**WHAT IS BEING ASKED:**
Your output should be each line from the material below that has the word "Configuration".
*** RECORDS PROVIDED ***
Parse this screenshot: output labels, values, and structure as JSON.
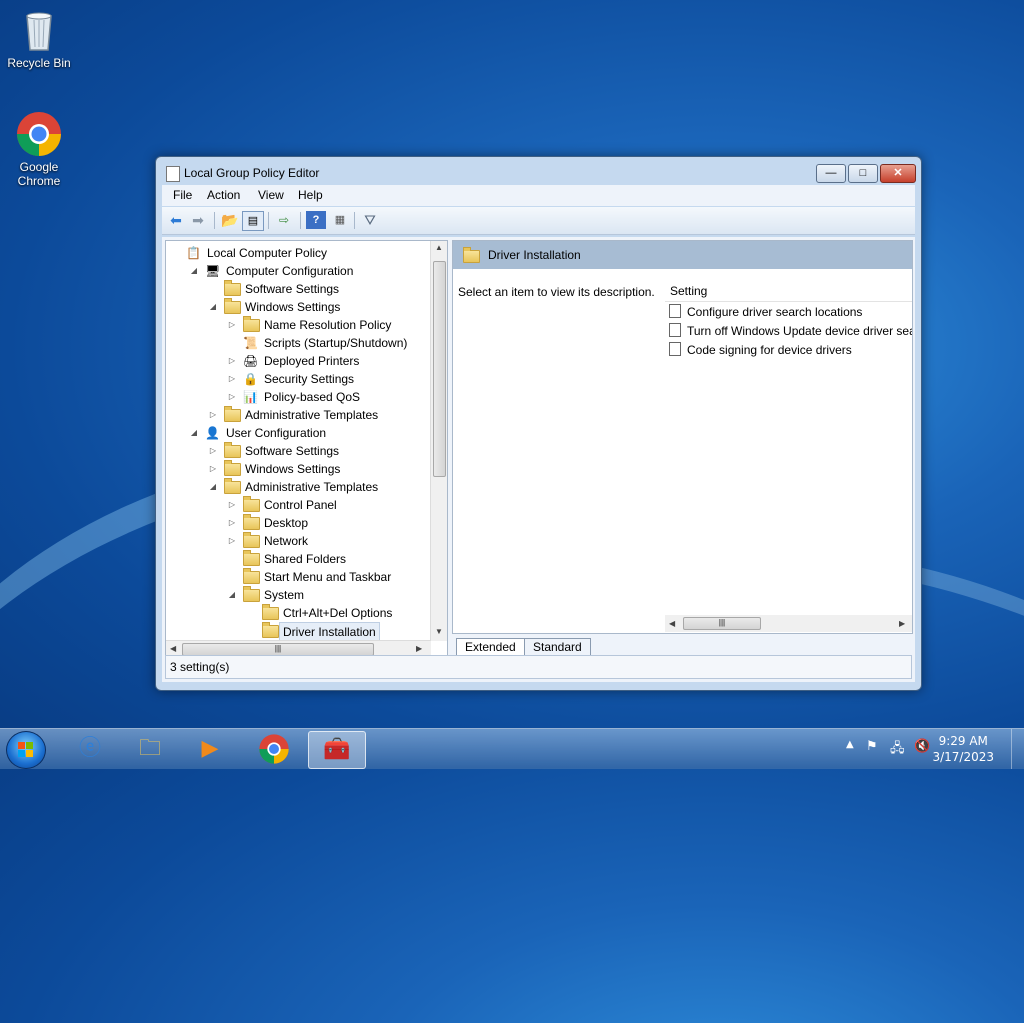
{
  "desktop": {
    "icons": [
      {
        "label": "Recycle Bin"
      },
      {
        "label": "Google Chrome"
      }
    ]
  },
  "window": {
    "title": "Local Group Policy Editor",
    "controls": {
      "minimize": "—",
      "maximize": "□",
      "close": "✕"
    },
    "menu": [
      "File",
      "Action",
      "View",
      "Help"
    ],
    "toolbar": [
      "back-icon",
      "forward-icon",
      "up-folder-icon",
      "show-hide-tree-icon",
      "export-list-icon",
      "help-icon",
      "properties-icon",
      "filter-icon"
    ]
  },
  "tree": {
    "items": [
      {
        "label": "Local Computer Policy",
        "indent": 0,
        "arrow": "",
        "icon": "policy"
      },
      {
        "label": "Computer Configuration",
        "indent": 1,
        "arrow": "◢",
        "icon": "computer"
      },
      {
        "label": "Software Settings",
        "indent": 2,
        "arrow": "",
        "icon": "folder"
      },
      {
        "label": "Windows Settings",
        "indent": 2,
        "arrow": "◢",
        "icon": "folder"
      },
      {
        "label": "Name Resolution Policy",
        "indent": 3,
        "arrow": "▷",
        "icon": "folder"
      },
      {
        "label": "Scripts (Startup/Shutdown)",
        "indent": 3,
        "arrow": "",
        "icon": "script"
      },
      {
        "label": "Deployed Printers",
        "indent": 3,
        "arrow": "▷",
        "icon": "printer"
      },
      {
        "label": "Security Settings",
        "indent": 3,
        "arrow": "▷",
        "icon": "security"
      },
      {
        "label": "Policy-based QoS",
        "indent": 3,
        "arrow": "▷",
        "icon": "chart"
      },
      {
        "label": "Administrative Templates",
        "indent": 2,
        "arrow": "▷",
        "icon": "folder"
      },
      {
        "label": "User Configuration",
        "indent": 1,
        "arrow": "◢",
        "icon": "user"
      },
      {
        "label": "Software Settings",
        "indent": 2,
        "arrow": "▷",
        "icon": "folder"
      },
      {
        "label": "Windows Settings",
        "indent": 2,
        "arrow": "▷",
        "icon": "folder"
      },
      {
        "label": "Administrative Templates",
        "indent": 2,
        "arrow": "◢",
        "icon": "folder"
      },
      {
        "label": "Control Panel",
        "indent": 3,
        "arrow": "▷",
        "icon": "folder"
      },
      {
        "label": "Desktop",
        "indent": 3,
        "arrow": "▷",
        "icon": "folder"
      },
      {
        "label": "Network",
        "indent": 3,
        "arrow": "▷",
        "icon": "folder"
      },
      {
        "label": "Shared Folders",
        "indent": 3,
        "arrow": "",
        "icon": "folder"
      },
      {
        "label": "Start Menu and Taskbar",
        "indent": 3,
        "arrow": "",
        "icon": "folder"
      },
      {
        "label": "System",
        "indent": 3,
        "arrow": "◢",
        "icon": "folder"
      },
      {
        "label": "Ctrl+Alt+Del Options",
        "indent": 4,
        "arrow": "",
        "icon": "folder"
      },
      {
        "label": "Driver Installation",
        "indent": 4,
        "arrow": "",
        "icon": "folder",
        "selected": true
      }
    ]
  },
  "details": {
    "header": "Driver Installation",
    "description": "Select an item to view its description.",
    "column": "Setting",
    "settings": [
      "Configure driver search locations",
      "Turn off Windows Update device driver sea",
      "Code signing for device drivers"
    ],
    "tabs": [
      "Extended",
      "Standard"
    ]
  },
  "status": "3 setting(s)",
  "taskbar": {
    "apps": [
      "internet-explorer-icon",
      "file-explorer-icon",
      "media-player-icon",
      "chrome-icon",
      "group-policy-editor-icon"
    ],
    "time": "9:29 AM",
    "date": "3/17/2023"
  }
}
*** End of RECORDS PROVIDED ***
**TASK RESULT:**
        "label": "Computer Configuration",
        "label": "User Configuration",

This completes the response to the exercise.